There are several potential benefits to the aerospace industry, especially to battery users and power systems designers and developers, as well as cell and battery manufacturers. The Dakota model has the potential to be used for a number of commercial applications where predicting life and performance is essential. Dakota has the capability of being used for the following applications:
The Dakota model will enable proper simulation and demonstration of Li-Ion cell and battery performance in long-duration missions, at a much lower cost compared with the more lengthy real-time acceptance testing. The use of Li-Ion cells and batteries, in place of conventional alkaline systems, will significantly benefit satellite missions in terms of mass and volume savings.
The development of Dakota will significantly help in the evaluation and selection of appropriate cell and battery design and size to meet the desired power capability, power and energy margins and life, as dictated by the LEO, GEO and other related aerospace operations. Also, the Dakota tool is designed to incorporate basic cell design parameters such as plate thickness and material quantities so that the model can be extended to the design of the desired cell configuration, either prismatic, cylindrical, or wound prismatic.
A high-fidelity modeling tool could highlight the limitations for operational conditions that lead to early failure or accelerated rundown that limits mission life. It could also indicate the impact on performance of high pulse power on battery voltage levels during flight operations. For aerospace applications, the lifetime of a spacecraft is very important and extending cell and battery life is crucial.
Satellite program managers and their spacecraft and power systems engineers need a tool that enables them to make cell and battery choices based on projected life and performance in lieu of 5-10 year life testing in a laboratory. This would give users the opportunity to make cell and battery selection decisions based on shorter laboratory tests and simulated testing of the entire life of a battery. The users would also benefit from having a tool that will assist them in making power system design and operation decisions by being able to simulate various power management protocols, including extended ground storage and pulse power requirements, before the satellite is designed and built.
Satellite operations engineers and managers need a tool to simulate future battery usage and predict the impact on the battery margins, health, and life. This is especially useful when priorities for satellite services, and corresponding energy requirements, might possibly exceed battery capacity margins for continued healthful battery operation. In addition, such a tool could be useful in troubleshooting battery or power system problems arising during a mission.
Because the Dakota Battery Performance and Operations Modeling and Simulation Tool is based on electrochemical first principles and cell design parameters, its predictions of cell and battery performance, especially after prolonged storage and cycling or unusual cell rundown or divergence, will help identify the criticality of the cell design and fabrication parameters on the performance. Recognition of manufacturing process changes could be identified when the test results do not mirror model output. It is thus possible to ensure cell robustness by focusing on these parameters during manufacturing.

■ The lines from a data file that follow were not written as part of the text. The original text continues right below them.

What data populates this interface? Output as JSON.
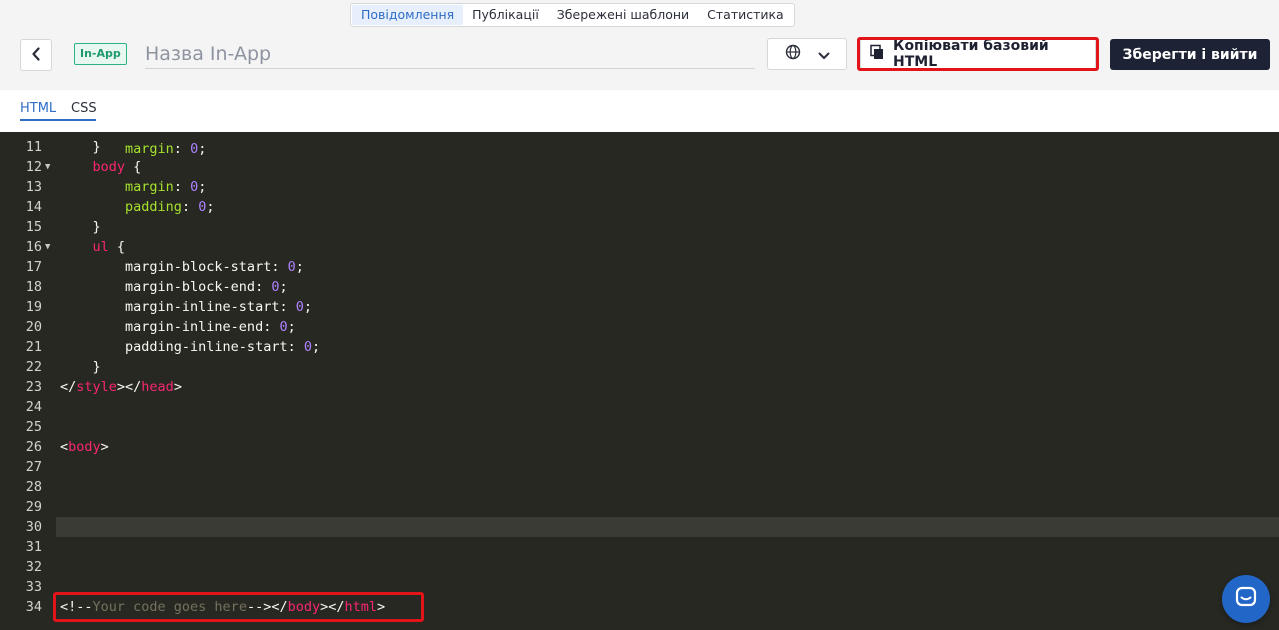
{
  "top_tabs": [
    "Повідомлення",
    "Публікації",
    "Збережені шаблони",
    "Статистика"
  ],
  "active_top_tab": 0,
  "header": {
    "badge": "In-App",
    "name_placeholder": "Назва In-App",
    "copy_button": "Копіювати базовий HTML",
    "save_button": "Зберегти і вийти"
  },
  "editor_tabs": [
    "HTML",
    "CSS"
  ],
  "active_editor_tab": 0,
  "active_line": 30,
  "code_lines": [
    {
      "n": "11",
      "fold": false,
      "html": "    }"
    },
    {
      "n": "12",
      "fold": true,
      "html": "    <span class=\"tag\">body</span> {"
    },
    {
      "n": "13",
      "fold": false,
      "html": "        <span class=\"prop\">margin</span>: <span class=\"num\">0</span>;"
    },
    {
      "n": "14",
      "fold": false,
      "html": "        <span class=\"prop\">padding</span>: <span class=\"num\">0</span>;"
    },
    {
      "n": "15",
      "fold": false,
      "html": "    }"
    },
    {
      "n": "16",
      "fold": true,
      "html": "    <span class=\"tag\">ul</span> {"
    },
    {
      "n": "17",
      "fold": false,
      "html": "        margin-block-start: <span class=\"num\">0</span>;"
    },
    {
      "n": "18",
      "fold": false,
      "html": "        margin-block-end: <span class=\"num\">0</span>;"
    },
    {
      "n": "19",
      "fold": false,
      "html": "        margin-inline-start: <span class=\"num\">0</span>;"
    },
    {
      "n": "20",
      "fold": false,
      "html": "        margin-inline-end: <span class=\"num\">0</span>;"
    },
    {
      "n": "21",
      "fold": false,
      "html": "        padding-inline-start: <span class=\"num\">0</span>;"
    },
    {
      "n": "22",
      "fold": false,
      "html": "    }"
    },
    {
      "n": "23",
      "fold": false,
      "html": "&lt;/<span class=\"tag\">style</span>&gt;&lt;/<span class=\"tag\">head</span>&gt;"
    },
    {
      "n": "24",
      "fold": false,
      "html": ""
    },
    {
      "n": "25",
      "fold": false,
      "html": ""
    },
    {
      "n": "26",
      "fold": false,
      "html": "&lt;<span class=\"tag\">body</span>&gt;"
    },
    {
      "n": "27",
      "fold": false,
      "html": ""
    },
    {
      "n": "28",
      "fold": false,
      "html": ""
    },
    {
      "n": "29",
      "fold": false,
      "html": ""
    },
    {
      "n": "30",
      "fold": false,
      "html": ""
    },
    {
      "n": "31",
      "fold": false,
      "html": ""
    },
    {
      "n": "32",
      "fold": false,
      "html": ""
    },
    {
      "n": "33",
      "fold": false,
      "html": ""
    },
    {
      "n": "34",
      "fold": false,
      "html": "&lt;!--<span class=\"cmt\">Your code goes here</span>--&gt;&lt;/<span class=\"tag\">body</span>&gt;&lt;/<span class=\"tag\">html</span>&gt;"
    }
  ],
  "colors": {
    "accent": "#2f6cc6",
    "annotation_red": "#e3131a",
    "editor_bg": "#272822",
    "save_bg": "#1d2235",
    "chat_bg": "#2266c8"
  },
  "icons": {
    "back": "chevron-left-icon",
    "language": "globe-icon",
    "dropdown": "chevron-down-icon",
    "copy": "copy-icon",
    "chat": "chat-icon"
  }
}
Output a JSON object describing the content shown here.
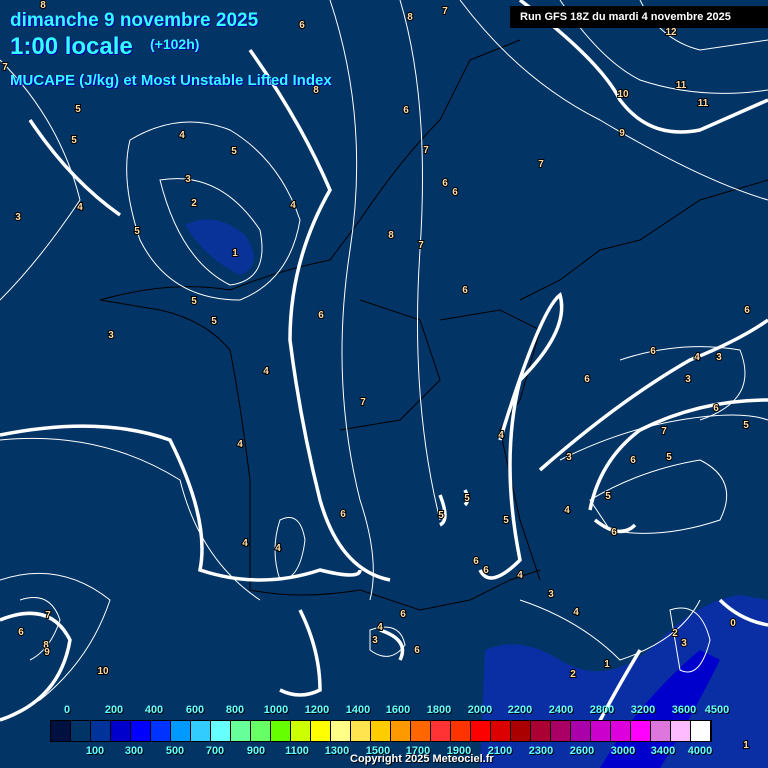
{
  "header": {
    "date": "dimanche 9 novembre 2025",
    "hour": "1:00 locale",
    "lead": "(+102h)",
    "parameter": "MUCAPE (J/kg) et Most Unstable Lifted Index",
    "run": "Run GFS 18Z du mardi 4 novembre 2025"
  },
  "legend": {
    "colors": [
      "#001040",
      "#003366",
      "#003399",
      "#0000cc",
      "#0000ff",
      "#0033ff",
      "#0099ff",
      "#33ccff",
      "#66ffff",
      "#66ff99",
      "#66ff66",
      "#66ff00",
      "#ccff00",
      "#ffff00",
      "#ffff88",
      "#ffe44f",
      "#ffcc00",
      "#ff9900",
      "#ff6600",
      "#ff3333",
      "#ff3300",
      "#ff0000",
      "#dd0000",
      "#aa0000",
      "#aa0033",
      "#aa0066",
      "#aa00aa",
      "#cc00cc",
      "#dd00dd",
      "#ff00ff",
      "#dd77dd",
      "#ffbbff",
      "#ffffff"
    ],
    "top_labels": [
      "0",
      "200",
      "400",
      "600",
      "800",
      "1000",
      "1200",
      "1400",
      "1600",
      "1800",
      "2000",
      "2200",
      "2400",
      "2800",
      "3200",
      "3600",
      "4500"
    ],
    "bottom_labels": [
      "100",
      "300",
      "500",
      "700",
      "900",
      "1100",
      "1300",
      "1500",
      "1700",
      "1900",
      "2100",
      "2300",
      "2600",
      "3000",
      "3400",
      "4000"
    ]
  },
  "contour_labels": [
    "8",
    "7",
    "6",
    "8",
    "7",
    "12",
    "10",
    "11",
    "11",
    "8",
    "9",
    "7",
    "5",
    "6",
    "5",
    "4",
    "5",
    "7",
    "4",
    "5",
    "3",
    "2",
    "4",
    "1",
    "3",
    "5",
    "5",
    "6",
    "4",
    "6",
    "6",
    "8",
    "7",
    "6",
    "6",
    "3",
    "7",
    "4",
    "4",
    "4",
    "6",
    "5",
    "5",
    "5",
    "6",
    "6",
    "4",
    "3",
    "4",
    "3",
    "5",
    "6",
    "6",
    "6",
    "4",
    "3",
    "3",
    "6",
    "4",
    "7",
    "5",
    "6",
    "5",
    "4",
    "6",
    "7",
    "6",
    "8",
    "9",
    "10",
    "4",
    "3",
    "6",
    "1",
    "2",
    "2",
    "3",
    "0",
    "1"
  ],
  "copyright": "Copyright 2025 Meteociel.fr"
}
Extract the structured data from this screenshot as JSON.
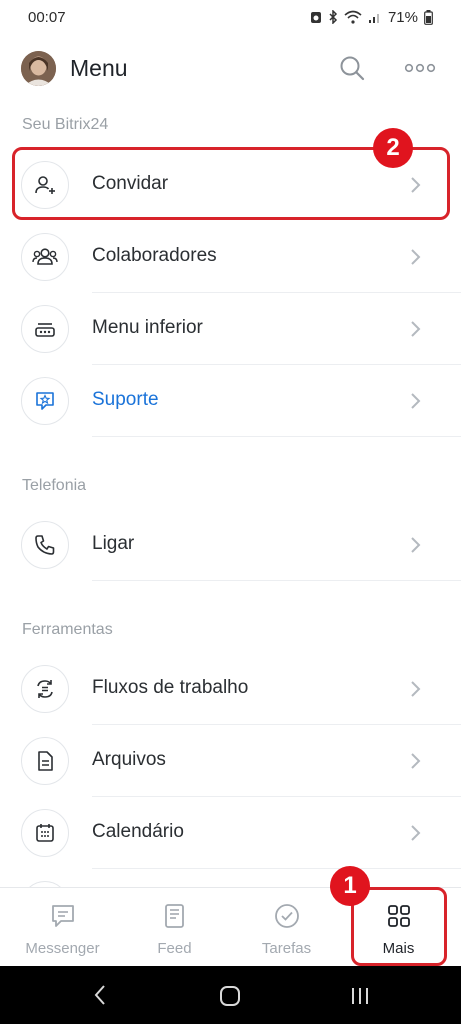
{
  "status_bar": {
    "time": "00:07",
    "battery": "71%"
  },
  "header": {
    "title": "Menu",
    "avatar_icon": "user-avatar",
    "search_icon": "search-icon",
    "more_icon": "more-dots-icon"
  },
  "sections": [
    {
      "title": "Seu Bitrix24",
      "items": [
        {
          "label": "Convidar",
          "icon": "add-user-icon",
          "color": "#2b2f33"
        },
        {
          "label": "Colaboradores",
          "icon": "group-icon",
          "color": "#2b2f33"
        },
        {
          "label": "Menu inferior",
          "icon": "menu-bar-icon",
          "color": "#2b2f33"
        },
        {
          "label": "Suporte",
          "icon": "support-chat-icon",
          "color": "#1a73d9"
        }
      ]
    },
    {
      "title": "Telefonia",
      "items": [
        {
          "label": "Ligar",
          "icon": "phone-icon",
          "color": "#2b2f33"
        }
      ]
    },
    {
      "title": "Ferramentas",
      "items": [
        {
          "label": "Fluxos de trabalho",
          "icon": "workflow-icon",
          "color": "#2b2f33"
        },
        {
          "label": "Arquivos",
          "icon": "file-icon",
          "color": "#2b2f33"
        },
        {
          "label": "Calendário",
          "icon": "calendar-icon",
          "color": "#2b2f33"
        }
      ]
    }
  ],
  "bottom_nav": [
    {
      "label": "Messenger",
      "icon": "chat-icon",
      "active": false
    },
    {
      "label": "Feed",
      "icon": "feed-icon",
      "active": false
    },
    {
      "label": "Tarefas",
      "icon": "check-circle-icon",
      "active": false
    },
    {
      "label": "Mais",
      "icon": "grid-icon",
      "active": true
    }
  ],
  "annotations": {
    "badge_1": "1",
    "badge_2": "2",
    "highlight_color": "#d8232a"
  }
}
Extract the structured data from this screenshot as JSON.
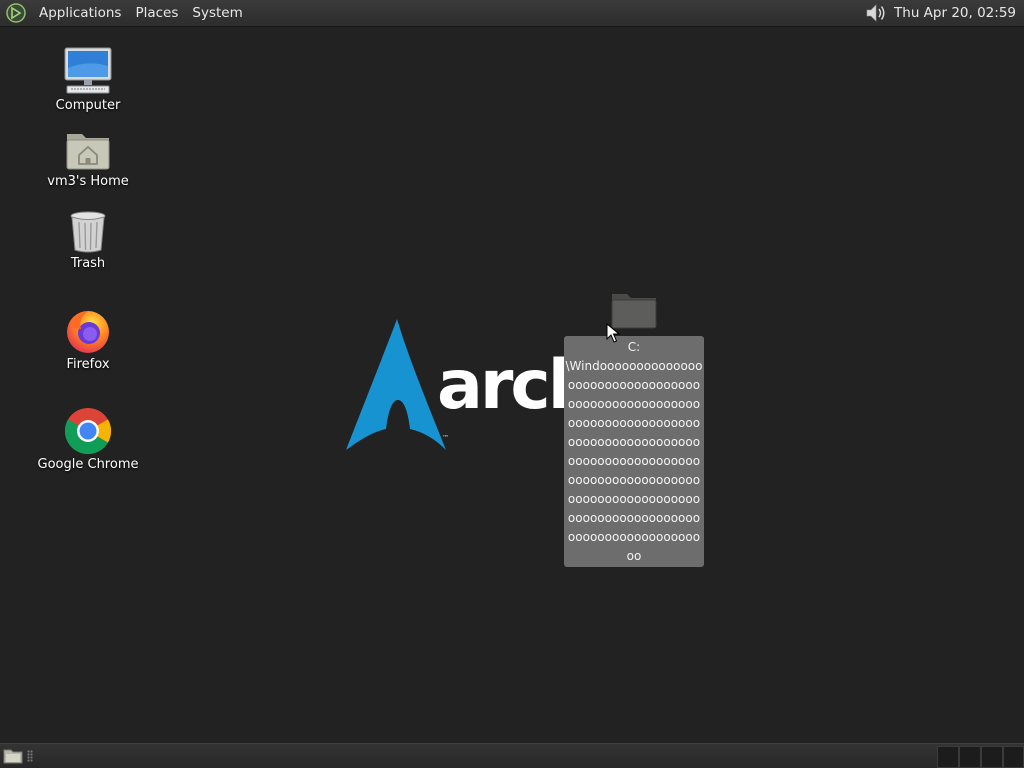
{
  "top_panel": {
    "menus": [
      "Applications",
      "Places",
      "System"
    ],
    "clock": "Thu Apr 20, 02:59"
  },
  "desktop_icons": [
    {
      "label": "Computer",
      "icon": "computer-icon"
    },
    {
      "label": "vm3's Home",
      "icon": "home-folder-icon"
    },
    {
      "label": "Trash",
      "icon": "trash-icon"
    },
    {
      "label": "Firefox",
      "icon": "firefox-icon"
    },
    {
      "label": "Google Chrome",
      "icon": "chrome-icon"
    }
  ],
  "wallpaper": {
    "logo_text": "arch",
    "trademark": "™",
    "accent": "#1793d1"
  },
  "folder_tooltip": {
    "lines": [
      "C:",
      "\\Windoooooooooooooo",
      "oooooooooooooooooo",
      "oooooooooooooooooo",
      "oooooooooooooooooo",
      "oooooooooooooooooo",
      "oooooooooooooooooo",
      "oooooooooooooooooo",
      "oooooooooooooooooo",
      "oooooooooooooooooo",
      "oooooooooooooooooo",
      "oo"
    ]
  }
}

Electric Vehicles and other Commercial Applications
An obvious application of Dakota is in modeling and simulation of Li-Ion batteries for electric vehicles and other applications where Li-Ion cell, battery, and power systems performance prediction are desired in making important energy storage engineering and project decisions.
Example modeling processes for determining cell parameters for extending the SPM in rate and temperature